Unless, of course, more than half of that princely sum went to lawyers’ fees and expenses, and you had to split the less than $10 million that was left over with 11,255 other plaintiffs. In that case, a little crabbing might be in order.
Imagine having to explain a deal like that to your clients, who’ve waited ten years or more only to receive a check for less than 900 bucks!
You might begin something like this: “We understand that the East St. Louis community has been denied justice in past years, and this is one of the key reasons we desired to take this case in the first place.”
That, in fact, is how the Environmental Litigation Group of Birmingham, Ala., and local lawyer Paul Schoen began their Nov. 7 letter to disgruntled clients in East St. Louis, detailing the pollution accusations settlement reached with Monsanto on their behalf.
The settlement Monsanto agreed to came to nearly $21 million, but less than half of that amount ($9,874,739.24) will be, or already has been, dispersed to plaintiffs, for an average payout of $873.
The larger “half” ($10,831,284.36) went more or less equally to attorney fees and expenses.
The apologetic attorneys avowed themselves champions of transparency, but reminded their clients that their claims against recycler Cerro Copper have yet to be settled and cautioned them not to discuss the case publicly.
“As we have said repeatedly, it is in your best interest and the best interest of all clients that communications between our clients and their attorneys remain confidential and attorney-client-privileged so as not to jeopardize your case going forward.”
Such taciturnity is no doubt in the best interests of Paul Schoen and the Environmental Litigation Group, too.

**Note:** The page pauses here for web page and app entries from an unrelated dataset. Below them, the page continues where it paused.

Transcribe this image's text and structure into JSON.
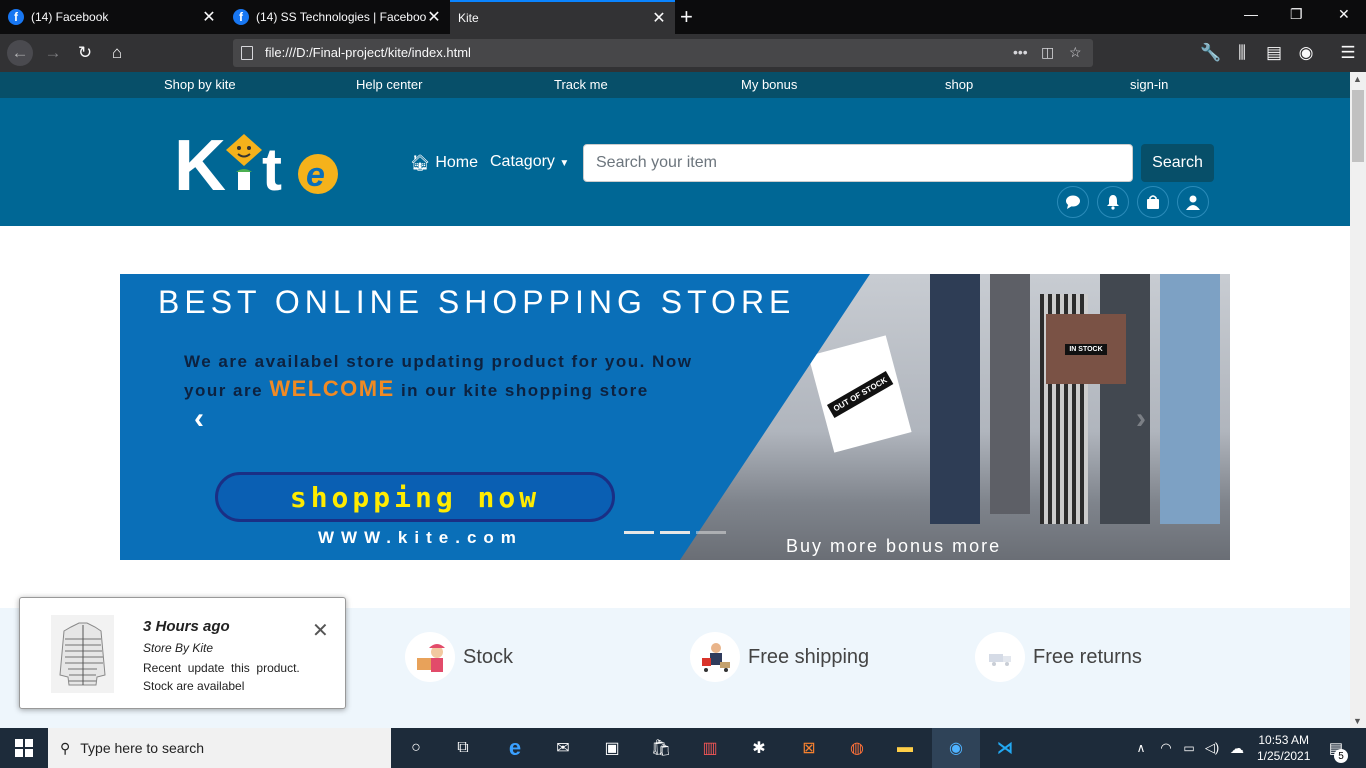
{
  "browser": {
    "tabs": [
      {
        "title": "(14) Facebook"
      },
      {
        "title": "(14) SS Technologies | Facebook"
      },
      {
        "title": "Kite"
      }
    ],
    "url": "file:///D:/Final-project/kite/index.html"
  },
  "site": {
    "top_links": [
      "Shop by kite",
      "Help center",
      "Track me",
      "My bonus",
      "shop",
      "sign-in"
    ],
    "nav": {
      "home": "Home",
      "category": "Catagory"
    },
    "search": {
      "placeholder": "Search your item",
      "button": "Search"
    },
    "logo_text": "Kite",
    "brand_colors": {
      "top_strip": "#074f69",
      "header": "#006795",
      "search_button": "#074f69"
    }
  },
  "banner": {
    "title": "BEST ONLINE SHOPPING STORE",
    "sub_line1": "We are availabel store updating product for you. Now",
    "sub_line2_pre": "your are",
    "sub_welcome": "WELCOME",
    "sub_line2_post": "in our kite shopping store",
    "cta": "shopping now",
    "url": "WWW.kite.com",
    "bonus": "Buy more bonus more",
    "bag_left": "OUT OF STOCK",
    "bag_right": "IN STOCK"
  },
  "features": [
    {
      "label": "Stock",
      "icon": "stock-icon"
    },
    {
      "label": "Free shipping",
      "icon": "shipping-icon"
    },
    {
      "label": "Free returns",
      "icon": "returns-icon"
    }
  ],
  "toast": {
    "time": "3 Hours ago",
    "store": "Store By Kite",
    "line1": "Recent  update  this  product.",
    "line2": "Stock are availabel"
  },
  "taskbar": {
    "search_placeholder": "Type here to search",
    "time": "10:53 AM",
    "date": "1/25/2021",
    "notification_count": "5"
  }
}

Vocal clients expressing dissatisfaction are not good for business.